[RECORDS PROVIDED Boundary: Start]
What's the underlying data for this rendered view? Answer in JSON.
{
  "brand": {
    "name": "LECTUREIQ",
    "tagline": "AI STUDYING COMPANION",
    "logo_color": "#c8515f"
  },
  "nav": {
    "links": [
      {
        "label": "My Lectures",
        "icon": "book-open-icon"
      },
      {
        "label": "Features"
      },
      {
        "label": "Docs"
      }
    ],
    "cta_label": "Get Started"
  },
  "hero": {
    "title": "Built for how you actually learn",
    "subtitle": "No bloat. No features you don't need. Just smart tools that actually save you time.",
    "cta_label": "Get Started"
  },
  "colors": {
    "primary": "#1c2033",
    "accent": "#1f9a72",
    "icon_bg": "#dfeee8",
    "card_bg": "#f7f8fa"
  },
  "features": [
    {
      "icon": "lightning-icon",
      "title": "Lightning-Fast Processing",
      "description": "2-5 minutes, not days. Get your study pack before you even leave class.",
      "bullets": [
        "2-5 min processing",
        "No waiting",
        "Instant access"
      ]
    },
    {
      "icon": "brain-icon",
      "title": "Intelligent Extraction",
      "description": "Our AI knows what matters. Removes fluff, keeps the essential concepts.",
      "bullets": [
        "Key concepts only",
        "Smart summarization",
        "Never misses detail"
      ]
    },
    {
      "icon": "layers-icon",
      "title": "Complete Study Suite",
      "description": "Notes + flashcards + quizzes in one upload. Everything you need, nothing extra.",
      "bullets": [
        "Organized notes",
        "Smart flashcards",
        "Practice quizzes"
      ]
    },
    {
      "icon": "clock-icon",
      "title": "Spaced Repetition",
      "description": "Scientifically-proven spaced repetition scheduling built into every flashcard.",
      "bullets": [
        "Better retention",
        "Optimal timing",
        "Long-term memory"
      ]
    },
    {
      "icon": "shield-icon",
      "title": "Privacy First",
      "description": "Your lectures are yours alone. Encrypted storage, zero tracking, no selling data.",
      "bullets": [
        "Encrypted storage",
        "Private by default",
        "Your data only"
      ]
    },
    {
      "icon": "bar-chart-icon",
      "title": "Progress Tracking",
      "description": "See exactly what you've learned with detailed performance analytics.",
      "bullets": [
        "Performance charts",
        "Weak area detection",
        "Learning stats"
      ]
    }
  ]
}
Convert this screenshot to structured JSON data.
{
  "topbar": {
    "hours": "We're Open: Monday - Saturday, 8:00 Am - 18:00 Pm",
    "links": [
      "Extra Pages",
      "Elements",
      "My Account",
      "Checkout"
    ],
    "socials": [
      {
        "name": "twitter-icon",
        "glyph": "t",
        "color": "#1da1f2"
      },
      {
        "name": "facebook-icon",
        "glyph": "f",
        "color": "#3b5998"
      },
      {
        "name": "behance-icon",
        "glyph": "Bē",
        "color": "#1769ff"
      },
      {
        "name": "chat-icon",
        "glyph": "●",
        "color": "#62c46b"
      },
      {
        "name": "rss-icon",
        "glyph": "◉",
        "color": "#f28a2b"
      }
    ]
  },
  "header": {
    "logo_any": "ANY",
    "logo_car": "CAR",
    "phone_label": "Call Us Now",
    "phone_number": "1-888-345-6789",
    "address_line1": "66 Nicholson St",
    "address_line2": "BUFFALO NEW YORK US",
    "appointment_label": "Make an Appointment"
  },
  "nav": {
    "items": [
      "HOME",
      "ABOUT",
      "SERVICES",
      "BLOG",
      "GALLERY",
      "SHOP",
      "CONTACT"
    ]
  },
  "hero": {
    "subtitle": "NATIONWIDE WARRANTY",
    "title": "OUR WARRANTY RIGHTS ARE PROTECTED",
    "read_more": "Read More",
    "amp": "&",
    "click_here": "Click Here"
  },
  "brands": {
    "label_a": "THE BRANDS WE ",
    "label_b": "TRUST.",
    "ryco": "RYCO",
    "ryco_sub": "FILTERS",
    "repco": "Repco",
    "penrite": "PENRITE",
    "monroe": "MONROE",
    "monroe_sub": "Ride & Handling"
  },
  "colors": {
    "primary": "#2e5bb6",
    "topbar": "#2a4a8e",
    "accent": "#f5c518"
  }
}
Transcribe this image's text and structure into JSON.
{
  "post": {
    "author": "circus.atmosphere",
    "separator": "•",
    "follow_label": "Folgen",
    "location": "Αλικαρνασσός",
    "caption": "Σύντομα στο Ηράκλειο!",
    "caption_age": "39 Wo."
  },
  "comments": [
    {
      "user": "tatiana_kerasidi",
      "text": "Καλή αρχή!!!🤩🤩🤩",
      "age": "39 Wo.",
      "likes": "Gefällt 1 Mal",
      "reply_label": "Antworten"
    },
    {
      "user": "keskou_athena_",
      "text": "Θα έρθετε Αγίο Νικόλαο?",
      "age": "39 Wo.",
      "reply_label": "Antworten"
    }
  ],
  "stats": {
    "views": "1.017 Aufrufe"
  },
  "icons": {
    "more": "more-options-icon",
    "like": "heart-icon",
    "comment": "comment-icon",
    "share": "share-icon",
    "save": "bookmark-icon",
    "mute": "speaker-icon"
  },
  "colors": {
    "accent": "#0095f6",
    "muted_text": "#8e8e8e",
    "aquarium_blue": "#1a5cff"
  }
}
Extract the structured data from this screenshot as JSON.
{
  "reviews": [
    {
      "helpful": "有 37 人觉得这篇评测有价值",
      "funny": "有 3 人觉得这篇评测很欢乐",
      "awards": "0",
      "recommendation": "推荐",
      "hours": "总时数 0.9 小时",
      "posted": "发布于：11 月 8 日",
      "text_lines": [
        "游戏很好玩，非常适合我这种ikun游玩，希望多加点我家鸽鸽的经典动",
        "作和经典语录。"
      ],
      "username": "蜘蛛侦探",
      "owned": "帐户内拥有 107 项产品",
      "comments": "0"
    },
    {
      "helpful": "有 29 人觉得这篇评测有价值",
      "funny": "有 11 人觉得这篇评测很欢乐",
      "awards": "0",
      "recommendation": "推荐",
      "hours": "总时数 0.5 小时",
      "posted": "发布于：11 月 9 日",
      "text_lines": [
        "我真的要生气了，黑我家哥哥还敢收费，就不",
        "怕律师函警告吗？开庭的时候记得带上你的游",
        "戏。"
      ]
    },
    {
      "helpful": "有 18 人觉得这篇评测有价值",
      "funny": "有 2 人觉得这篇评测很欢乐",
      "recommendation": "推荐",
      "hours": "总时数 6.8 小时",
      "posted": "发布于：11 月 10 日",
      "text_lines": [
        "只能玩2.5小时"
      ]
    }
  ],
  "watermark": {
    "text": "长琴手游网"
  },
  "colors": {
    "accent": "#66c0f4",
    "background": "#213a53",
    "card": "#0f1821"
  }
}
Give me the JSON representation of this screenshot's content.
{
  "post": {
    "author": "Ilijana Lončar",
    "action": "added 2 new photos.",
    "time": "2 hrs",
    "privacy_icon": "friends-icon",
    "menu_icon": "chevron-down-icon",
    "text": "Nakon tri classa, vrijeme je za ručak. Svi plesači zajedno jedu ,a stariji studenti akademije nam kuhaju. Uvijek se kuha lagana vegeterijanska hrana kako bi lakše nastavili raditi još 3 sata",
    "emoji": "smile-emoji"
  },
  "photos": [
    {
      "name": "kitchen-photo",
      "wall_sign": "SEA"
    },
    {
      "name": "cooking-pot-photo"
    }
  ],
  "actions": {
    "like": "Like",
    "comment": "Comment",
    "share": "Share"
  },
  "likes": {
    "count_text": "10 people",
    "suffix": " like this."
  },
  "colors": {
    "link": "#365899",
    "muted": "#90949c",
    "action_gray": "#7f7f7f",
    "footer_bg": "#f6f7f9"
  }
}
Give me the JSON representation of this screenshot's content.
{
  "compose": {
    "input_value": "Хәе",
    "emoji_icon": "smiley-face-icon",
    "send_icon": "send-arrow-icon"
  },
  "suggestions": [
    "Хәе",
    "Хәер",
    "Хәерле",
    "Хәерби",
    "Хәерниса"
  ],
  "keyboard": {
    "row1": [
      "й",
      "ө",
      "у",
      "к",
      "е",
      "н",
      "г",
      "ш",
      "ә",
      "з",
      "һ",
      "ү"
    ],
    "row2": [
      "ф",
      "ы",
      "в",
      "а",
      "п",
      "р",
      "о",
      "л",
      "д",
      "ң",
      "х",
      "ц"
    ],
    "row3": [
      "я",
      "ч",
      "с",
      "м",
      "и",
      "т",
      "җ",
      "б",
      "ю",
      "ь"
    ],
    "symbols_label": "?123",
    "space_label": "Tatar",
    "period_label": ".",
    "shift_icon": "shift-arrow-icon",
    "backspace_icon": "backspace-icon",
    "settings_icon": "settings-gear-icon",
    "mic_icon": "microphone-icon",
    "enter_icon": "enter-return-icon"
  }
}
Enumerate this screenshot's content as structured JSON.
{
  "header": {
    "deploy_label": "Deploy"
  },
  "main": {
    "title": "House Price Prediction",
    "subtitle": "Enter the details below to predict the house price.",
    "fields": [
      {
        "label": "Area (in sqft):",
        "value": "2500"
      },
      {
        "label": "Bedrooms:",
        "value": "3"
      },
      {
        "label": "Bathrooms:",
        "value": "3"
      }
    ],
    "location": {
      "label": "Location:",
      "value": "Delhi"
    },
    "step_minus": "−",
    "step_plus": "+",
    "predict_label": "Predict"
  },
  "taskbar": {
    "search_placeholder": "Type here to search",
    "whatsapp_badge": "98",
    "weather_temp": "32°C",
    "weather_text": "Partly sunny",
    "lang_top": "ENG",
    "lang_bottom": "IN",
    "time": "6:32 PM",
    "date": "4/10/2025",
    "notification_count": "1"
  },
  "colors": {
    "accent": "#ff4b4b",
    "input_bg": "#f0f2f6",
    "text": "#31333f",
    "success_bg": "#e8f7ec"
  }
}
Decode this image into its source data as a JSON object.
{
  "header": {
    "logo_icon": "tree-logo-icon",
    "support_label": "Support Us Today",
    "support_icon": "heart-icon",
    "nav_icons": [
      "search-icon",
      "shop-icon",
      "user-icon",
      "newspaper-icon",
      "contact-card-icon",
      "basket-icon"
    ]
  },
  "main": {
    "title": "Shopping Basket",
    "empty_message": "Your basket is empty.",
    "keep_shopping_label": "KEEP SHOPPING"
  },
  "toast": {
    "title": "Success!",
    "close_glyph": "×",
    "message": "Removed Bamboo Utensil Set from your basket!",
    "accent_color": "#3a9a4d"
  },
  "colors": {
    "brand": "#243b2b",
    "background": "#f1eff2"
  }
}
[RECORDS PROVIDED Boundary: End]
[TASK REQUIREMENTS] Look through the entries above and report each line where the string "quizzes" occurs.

[SOLUTION TO THIS TASK]
      "description": "Notes + flashcards + quizzes in one upload. Everything you need, nothing extra.",
        "Practice quizzes"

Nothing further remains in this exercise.